───── RAW DATA
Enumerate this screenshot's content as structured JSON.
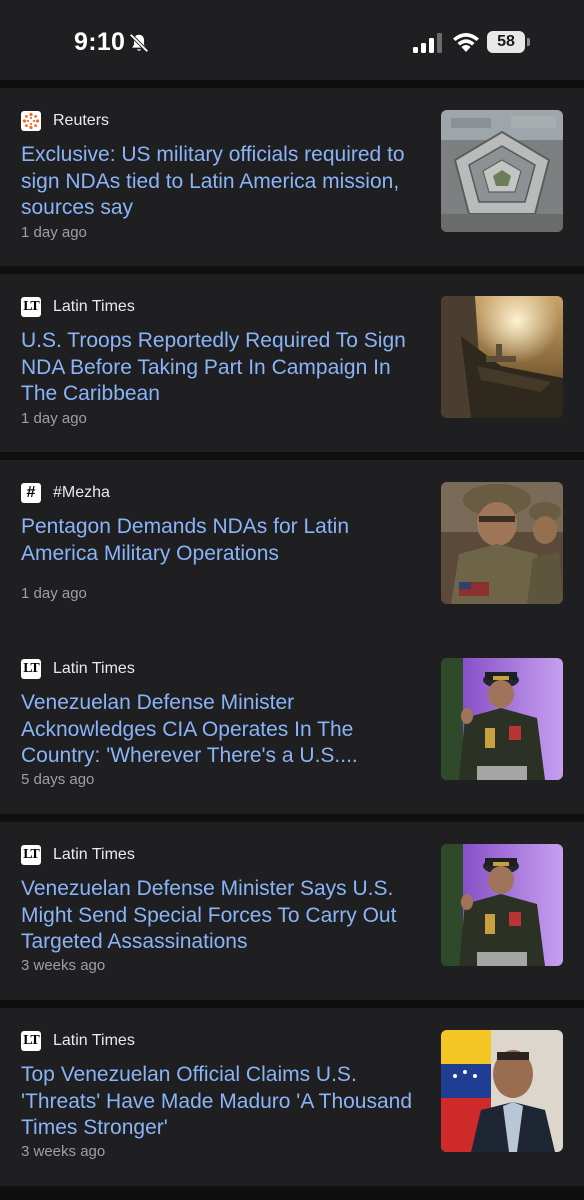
{
  "status_bar": {
    "time": "9:10",
    "battery": "58",
    "icons": [
      "bell-off-icon",
      "cellular-signal-icon",
      "wifi-icon",
      "battery-icon"
    ]
  },
  "articles": [
    {
      "source": "Reuters",
      "source_logo": "reuters-logo-icon",
      "headline": "Exclusive: US military officials required to sign NDAs tied to Latin America mission, sources say",
      "time": "1 day ago",
      "thumbnail": "pentagon-aerial-photo"
    },
    {
      "source": "Latin Times",
      "source_logo": "latin-times-logo-icon",
      "headline": "U.S. Troops Reportedly Required To Sign NDA Before Taking Part In Campaign In The Caribbean",
      "time": "1 day ago",
      "thumbnail": "warship-at-sea-photo"
    },
    {
      "source": "#Mezha",
      "source_logo": "mezha-hash-logo-icon",
      "headline": "Pentagon Demands NDAs for Latin America Military Operations",
      "time": "1 day ago",
      "thumbnail": "soldiers-photo"
    },
    {
      "source": "Latin Times",
      "source_logo": "latin-times-logo-icon",
      "headline": "Venezuelan Defense Minister Acknowledges CIA Operates In The Country: 'Wherever There's a U.S....",
      "time": "5 days ago",
      "thumbnail": "defense-minister-speaking-photo"
    },
    {
      "source": "Latin Times",
      "source_logo": "latin-times-logo-icon",
      "headline": "Venezuelan Defense Minister Says U.S. Might Send Special Forces To Carry Out Targeted Assassinations",
      "time": "3 weeks ago",
      "thumbnail": "defense-minister-speaking-photo"
    },
    {
      "source": "Latin Times",
      "source_logo": "latin-times-logo-icon",
      "headline": "Top Venezuelan Official Claims U.S. 'Threats' Have Made Maduro 'A Thousand Times Stronger'",
      "time": "3 weeks ago",
      "thumbnail": "official-with-flag-photo"
    }
  ]
}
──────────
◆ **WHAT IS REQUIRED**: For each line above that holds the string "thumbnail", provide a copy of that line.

◆ **EXERCISE RESULT**:
      "thumbnail": "pentagon-aerial-photo"
      "thumbnail": "warship-at-sea-photo"
      "thumbnail": "soldiers-photo"
      "thumbnail": "defense-minister-speaking-photo"
      "thumbnail": "defense-minister-speaking-photo"
      "thumbnail": "official-with-flag-photo"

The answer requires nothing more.